What does Yirmeyahu say? 'Woe to him that builds his house by unrighteousness, and his chambers by injustice; that uses his neighbor's service without wages, and give him not for his hire; that says, I will build me a wide house with large upper chambers, etc.' The prophet accuses the king that in that exceedingly grave and difficult time in the land, he is not deterred from bringing in forced laborers and building a grand royal house, setting up a wide house, with large upper chambers, a grand palace, 'and cuts him out windows, and it is covereed with rafters of cedar, and painted with vermilion.' Is it too bold to suggest that the window railings found in the excavations belong to the windows described here by the prophet? On the white limestone there are preserved traces of red paint – vermilion – and at the top, as stated, holes for connecting wooden walls – rafters of cedar.
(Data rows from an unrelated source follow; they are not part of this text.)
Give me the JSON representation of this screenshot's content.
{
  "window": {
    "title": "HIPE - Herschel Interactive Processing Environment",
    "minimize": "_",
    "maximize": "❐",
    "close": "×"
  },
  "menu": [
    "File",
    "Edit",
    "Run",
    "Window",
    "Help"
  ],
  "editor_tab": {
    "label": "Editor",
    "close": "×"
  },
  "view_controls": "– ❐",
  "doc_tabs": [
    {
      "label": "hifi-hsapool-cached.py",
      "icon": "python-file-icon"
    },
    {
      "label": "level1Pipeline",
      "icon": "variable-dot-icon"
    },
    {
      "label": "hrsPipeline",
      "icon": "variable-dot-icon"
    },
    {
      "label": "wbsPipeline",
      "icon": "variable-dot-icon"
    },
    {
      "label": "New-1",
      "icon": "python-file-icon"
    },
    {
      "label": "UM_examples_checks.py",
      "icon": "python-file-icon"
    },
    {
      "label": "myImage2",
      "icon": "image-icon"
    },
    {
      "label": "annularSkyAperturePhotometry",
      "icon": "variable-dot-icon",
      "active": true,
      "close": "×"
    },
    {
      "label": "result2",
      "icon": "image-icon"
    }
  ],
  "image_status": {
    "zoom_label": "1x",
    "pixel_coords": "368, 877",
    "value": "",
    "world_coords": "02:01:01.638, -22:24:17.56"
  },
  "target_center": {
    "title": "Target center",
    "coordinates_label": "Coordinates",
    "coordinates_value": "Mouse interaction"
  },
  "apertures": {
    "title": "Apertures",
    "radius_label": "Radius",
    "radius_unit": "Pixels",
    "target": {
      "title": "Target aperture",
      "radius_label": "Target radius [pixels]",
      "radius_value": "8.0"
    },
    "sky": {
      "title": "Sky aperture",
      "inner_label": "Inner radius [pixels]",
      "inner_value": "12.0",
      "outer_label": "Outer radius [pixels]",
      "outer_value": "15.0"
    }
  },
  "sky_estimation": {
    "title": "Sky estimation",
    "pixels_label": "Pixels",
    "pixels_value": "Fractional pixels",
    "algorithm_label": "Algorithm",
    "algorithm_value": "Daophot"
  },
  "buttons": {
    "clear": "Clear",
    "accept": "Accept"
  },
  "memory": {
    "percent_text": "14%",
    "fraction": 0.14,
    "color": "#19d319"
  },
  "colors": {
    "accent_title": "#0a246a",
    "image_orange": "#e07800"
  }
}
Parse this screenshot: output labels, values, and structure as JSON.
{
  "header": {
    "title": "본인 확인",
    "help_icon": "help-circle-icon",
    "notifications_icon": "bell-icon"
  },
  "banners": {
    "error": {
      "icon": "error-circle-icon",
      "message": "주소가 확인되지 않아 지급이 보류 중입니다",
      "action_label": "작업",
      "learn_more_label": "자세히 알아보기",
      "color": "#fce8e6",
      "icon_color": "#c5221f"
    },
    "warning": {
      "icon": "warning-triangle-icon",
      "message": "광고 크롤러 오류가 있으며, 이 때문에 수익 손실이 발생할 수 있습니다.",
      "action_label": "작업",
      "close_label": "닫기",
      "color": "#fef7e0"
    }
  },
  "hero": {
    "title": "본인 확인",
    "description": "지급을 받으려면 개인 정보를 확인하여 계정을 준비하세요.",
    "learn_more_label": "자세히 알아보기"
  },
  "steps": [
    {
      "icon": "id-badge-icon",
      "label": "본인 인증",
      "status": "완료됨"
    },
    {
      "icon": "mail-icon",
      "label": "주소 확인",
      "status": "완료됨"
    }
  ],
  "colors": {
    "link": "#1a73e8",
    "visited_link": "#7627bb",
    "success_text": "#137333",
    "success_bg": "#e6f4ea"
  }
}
In the recent excavations in Be'er-Sheva, many cedar artifacts, brought most certainly from Lebanon, were found in the royal construction from the days of Uziyahu." For his full remarks, see: http://lib.cet.ac.il/pages/item.asp?item=7675.

[10] The word "yad" is repeated five times in this section, the first time in connection with the hand of God, and the next four times in reference to the hand of the Babylonian enemies.

[11] That is to say, is Yekhonya a broken and despicable vessel that is beyond repair, and is thrown carelessly into the trash?

[12] The midrash describes Yekhonya's repentance in his prison cell in Babylonia. See Vayikra Rabba 19.

[13] A similar expression is used in connection with David in I Shemuel 18:14: "And David succeeded in all his ways."

[14] The prophecy of rebuke directed against Yehoyakim also opened with the word "hoy," woe: "Woe to him who builds his house by unrighteousness."

[15] Alternatively, it is possible that the prophecy was delivered after Tzidkiyahu failed, and Yirmeyahu wished to offer an alternative to him. That is to say, as opposed to Tzidkiyahu, who did not live up to his name and failed to do justice in his land, the future Messiah will indeed act in this manner. See Da'at Mikra commentary to Yirmeyahu, p. 291.